-- Opening Marker --

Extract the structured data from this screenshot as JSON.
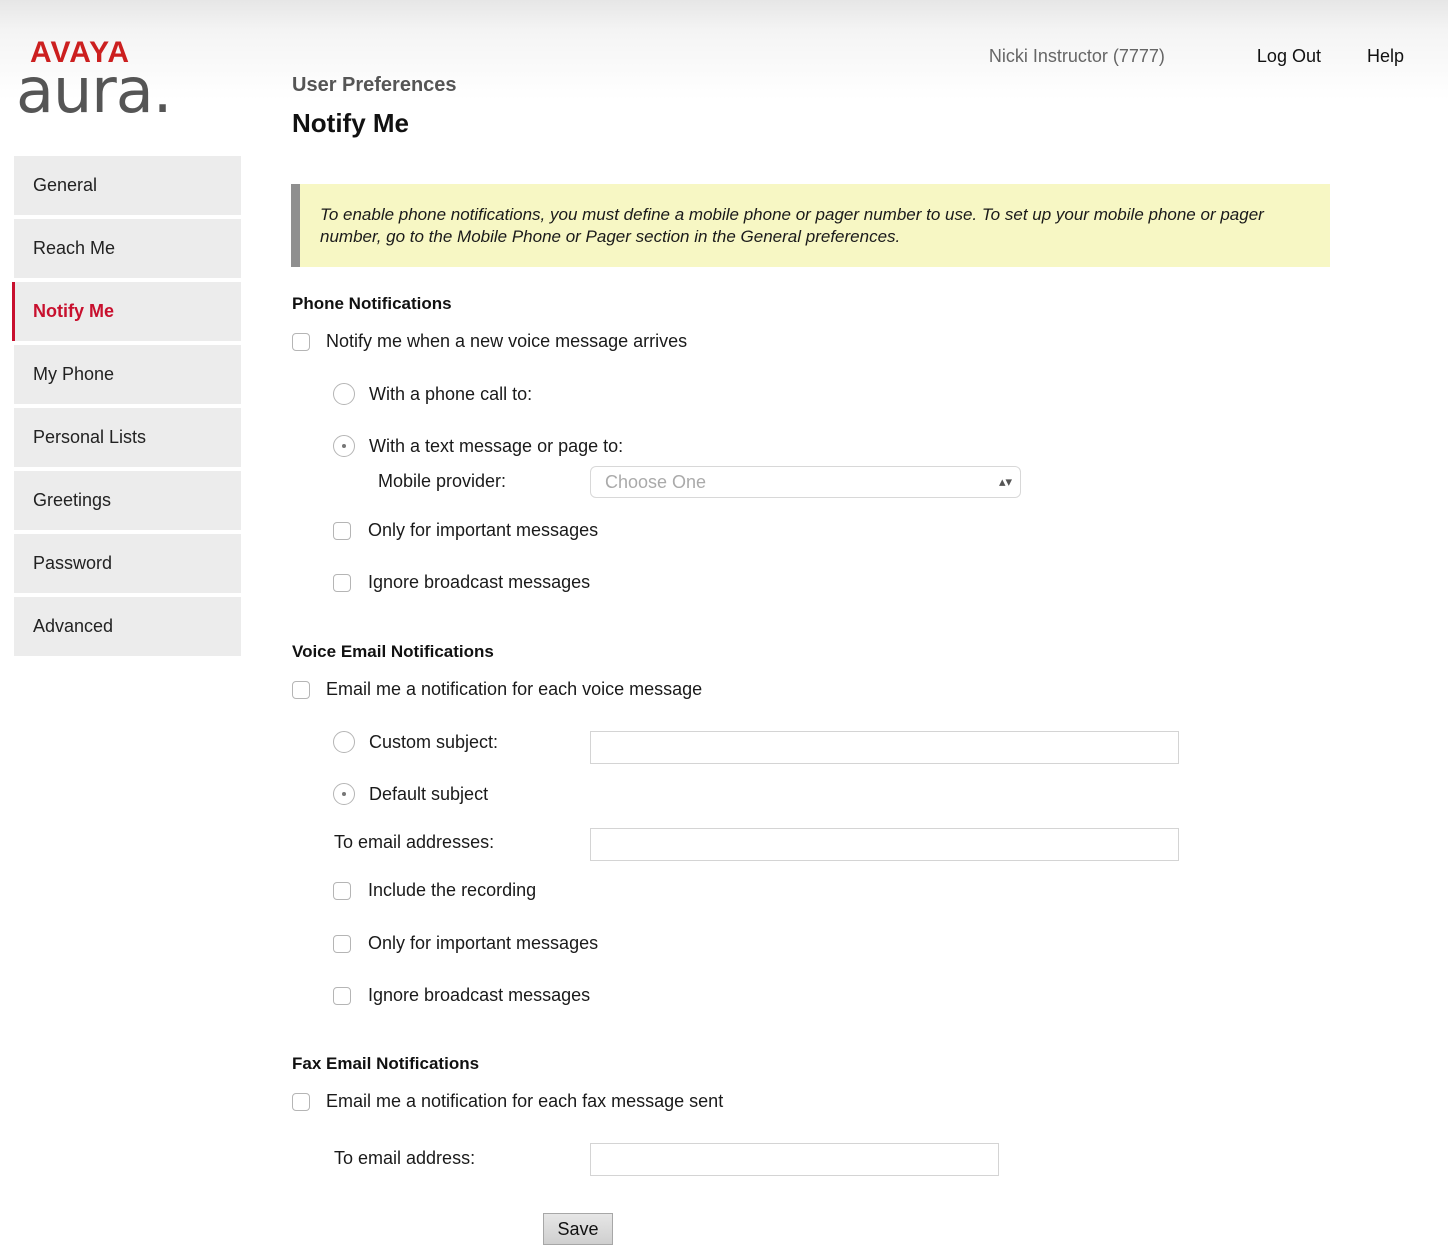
{
  "header": {
    "brand": "AVAYA",
    "product": "aura.",
    "user": "Nicki Instructor (7777)",
    "logout": "Log Out",
    "help": "Help"
  },
  "breadcrumb": "User Preferences",
  "page_title": "Notify Me",
  "sidebar": {
    "items": [
      {
        "label": "General"
      },
      {
        "label": "Reach Me"
      },
      {
        "label": "Notify Me",
        "active": true
      },
      {
        "label": "My Phone"
      },
      {
        "label": "Personal Lists"
      },
      {
        "label": "Greetings"
      },
      {
        "label": "Password"
      },
      {
        "label": "Advanced"
      }
    ]
  },
  "notice": "To enable phone notifications, you must define a mobile phone or pager number to use. To set up your mobile phone or pager number, go to the Mobile Phone or Pager section in the General preferences.",
  "phone": {
    "title": "Phone Notifications",
    "notify": {
      "label": "Notify me when a new voice message arrives",
      "checked": false
    },
    "phone_call": {
      "label": "With a phone call to:",
      "selected": false
    },
    "text_message": {
      "label": "With a text message or page to:",
      "selected": true
    },
    "mobile_provider": {
      "label": "Mobile provider:",
      "placeholder": "Choose One"
    },
    "important": {
      "label": "Only for important messages",
      "checked": false
    },
    "ignore_broadcast": {
      "label": "Ignore broadcast messages",
      "checked": false
    }
  },
  "voice_email": {
    "title": "Voice Email Notifications",
    "email_me": {
      "label": "Email me a notification for each voice message",
      "checked": false
    },
    "custom_subject": {
      "label": "Custom subject:",
      "selected": false,
      "value": ""
    },
    "default_subject": {
      "label": "Default subject",
      "selected": true
    },
    "to_emails": {
      "label": "To email addresses:",
      "value": ""
    },
    "include_recording": {
      "label": "Include the recording",
      "checked": false
    },
    "important": {
      "label": "Only for important messages",
      "checked": false
    },
    "ignore_broadcast": {
      "label": "Ignore broadcast messages",
      "checked": false
    }
  },
  "fax_email": {
    "title": "Fax Email Notifications",
    "email_me": {
      "label": "Email me a notification for each fax message sent",
      "checked": false
    },
    "to_email": {
      "label": "To email address:",
      "value": ""
    }
  },
  "save_label": "Save",
  "colors": {
    "brand_red": "#cc1f1f",
    "active_nav": "#c8102e",
    "notice_bg": "#f7f7c4",
    "notice_bar": "#8f8f8f",
    "sidebar_bg": "#ececec"
  }
}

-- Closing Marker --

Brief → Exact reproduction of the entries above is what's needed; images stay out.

Answer →
Extract the structured data from this screenshot as JSON.
{
  "header": {
    "brand": "AVAYA",
    "product": "aura.",
    "user": "Nicki Instructor (7777)",
    "logout": "Log Out",
    "help": "Help"
  },
  "breadcrumb": "User Preferences",
  "page_title": "Notify Me",
  "sidebar": {
    "items": [
      {
        "label": "General"
      },
      {
        "label": "Reach Me"
      },
      {
        "label": "Notify Me",
        "active": true
      },
      {
        "label": "My Phone"
      },
      {
        "label": "Personal Lists"
      },
      {
        "label": "Greetings"
      },
      {
        "label": "Password"
      },
      {
        "label": "Advanced"
      }
    ]
  },
  "notice": "To enable phone notifications, you must define a mobile phone or pager number to use. To set up your mobile phone or pager number, go to the Mobile Phone or Pager section in the General preferences.",
  "phone": {
    "title": "Phone Notifications",
    "notify": {
      "label": "Notify me when a new voice message arrives",
      "checked": false
    },
    "phone_call": {
      "label": "With a phone call to:",
      "selected": false
    },
    "text_message": {
      "label": "With a text message or page to:",
      "selected": true
    },
    "mobile_provider": {
      "label": "Mobile provider:",
      "placeholder": "Choose One"
    },
    "important": {
      "label": "Only for important messages",
      "checked": false
    },
    "ignore_broadcast": {
      "label": "Ignore broadcast messages",
      "checked": false
    }
  },
  "voice_email": {
    "title": "Voice Email Notifications",
    "email_me": {
      "label": "Email me a notification for each voice message",
      "checked": false
    },
    "custom_subject": {
      "label": "Custom subject:",
      "selected": false,
      "value": ""
    },
    "default_subject": {
      "label": "Default subject",
      "selected": true
    },
    "to_emails": {
      "label": "To email addresses:",
      "value": ""
    },
    "include_recording": {
      "label": "Include the recording",
      "checked": false
    },
    "important": {
      "label": "Only for important messages",
      "checked": false
    },
    "ignore_broadcast": {
      "label": "Ignore broadcast messages",
      "checked": false
    }
  },
  "fax_email": {
    "title": "Fax Email Notifications",
    "email_me": {
      "label": "Email me a notification for each fax message sent",
      "checked": false
    },
    "to_email": {
      "label": "To email address:",
      "value": ""
    }
  },
  "save_label": "Save",
  "colors": {
    "brand_red": "#cc1f1f",
    "active_nav": "#c8102e",
    "notice_bg": "#f7f7c4",
    "notice_bar": "#8f8f8f",
    "sidebar_bg": "#ececec"
  }
}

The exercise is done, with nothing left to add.